Dooley, who served as an associate provost for undergraduate academic affairs at West Virginia University since 2009, starts her duties at UCF in September.

Dooley will oversee the new Teaching and Learning division in the office of Academic Affairs. Academic Affairs is responsible for creating and supporting an environment that promotes the university’s academic endeavors.

The new division was developed to better align efforts to empower students to become life-long learners.

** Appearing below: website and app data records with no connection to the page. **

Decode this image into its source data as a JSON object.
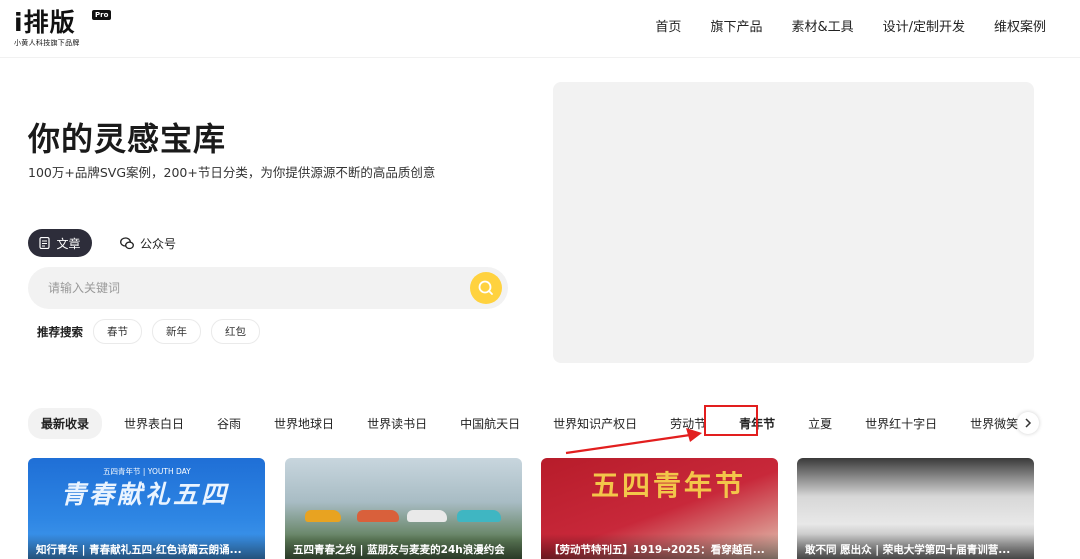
{
  "logo": {
    "main": "i排版",
    "badge": "Pro",
    "sub": "小黄人科技旗下品牌"
  },
  "nav": [
    "首页",
    "旗下产品",
    "素材&工具",
    "设计/定制开发",
    "维权案例"
  ],
  "hero": {
    "title": "你的灵感宝库",
    "subtitle": "100万+品牌SVG案例，200+节日分类，为你提供源源不断的高品质创意"
  },
  "tabs": {
    "article": "文章",
    "wechat": "公众号"
  },
  "search": {
    "placeholder": "请输入关键词"
  },
  "recommend": {
    "label": "推荐搜索",
    "chips": [
      "春节",
      "新年",
      "红包"
    ]
  },
  "categories": [
    "最新收录",
    "世界表白日",
    "谷雨",
    "世界地球日",
    "世界读书日",
    "中国航天日",
    "世界知识产权日",
    "劳动节",
    "青年节",
    "立夏",
    "世界红十字日",
    "世界微笑日"
  ],
  "cards": [
    {
      "caption": "知行青年 | 青春献礼五四·红色诗篇云朗诵...",
      "tag": "五四青年节 | YOUTH DAY",
      "art": "青春献礼五四"
    },
    {
      "caption": "五四青春之约 | 蓝朋友与麦麦的24h浪漫约会"
    },
    {
      "caption": "【劳动节特刊五】1919→2025：看穿越百...",
      "art": "五四青年节"
    },
    {
      "caption": "敢不同 愿出众 | 荣电大学第四十届青训营..."
    }
  ],
  "colors": {
    "accent": "#ffd23f",
    "dark": "#2d2d3a",
    "highlight": "#e21e1e"
  }
}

The division oversees interdisciplinary studies, innovative new academic programs, and the Faculty Center for Teaching and Learning, and will work closely with UCF’s involvement in academia consortiums and alliances, including the University Innovation Alliance and the Florida Consortium of Metropolitan Research Universities.

“The undergraduate academic experience is fundamental in creating life-long learners,” Dooley said. “I’m excited for this new opportunity and plan on growing the unit by taking advantage of all the incredible assets at UCF, as well as forging ahead to create an environment where new and innovative things happen. It is my intention to afford students an integrated, innovative, value-added educational journey that will position them to be competitive in the 21st century.”

While at WVU, Dooley founded the University College. The college is an undergraduate student-success and academic unit that includes academic advising, undergraduate research, service-learning and first-year experience, and multidisciplinary degree programs among other departments with the aim of empowering students to learn.

In her role as the dean of the College of Undergraduate Studies she will be responsible for enhancing, complementing, strengthening and supporting undergraduate education across the university. The office was elevated to a college to focus on moving to a 21st-century model of undergraduate education with an emphasis on excellence and innovation. As a result of the change, students who are part of undergraduate studies program will begin earning degrees awarded by a college, rather than an office in December 2015.

Dooley is a champion of helping students achieve. As a faculty member and later an administrator in WVU’s College of Human Resources and Education, she launched new educational outreach programs for students and the community, created online programs for elementary and secondary education advanced programs and reading, and worked with the local school district on diversity workshops for faculty and public school teachers. She holds a doctorate in special education and educational leadership from WVU.

“Dr. Dooley’s energy and vision for student success make her an outstanding addition to our Knights family,” said A. Dale Whittaker, provost and vice president for Academic Affairs at UCF.

Manoj Chopra, who has served as interim vice provost and dean during the past year while a national search was conducted and the division created, will return to teaching and his research at the College of Engineering & Computer Science.

“Dr. Chopra has demonstrated incredible leadership,” Whittaker said. “We are grateful for the advancements he has made in Undergraduate Studies in such a short time.”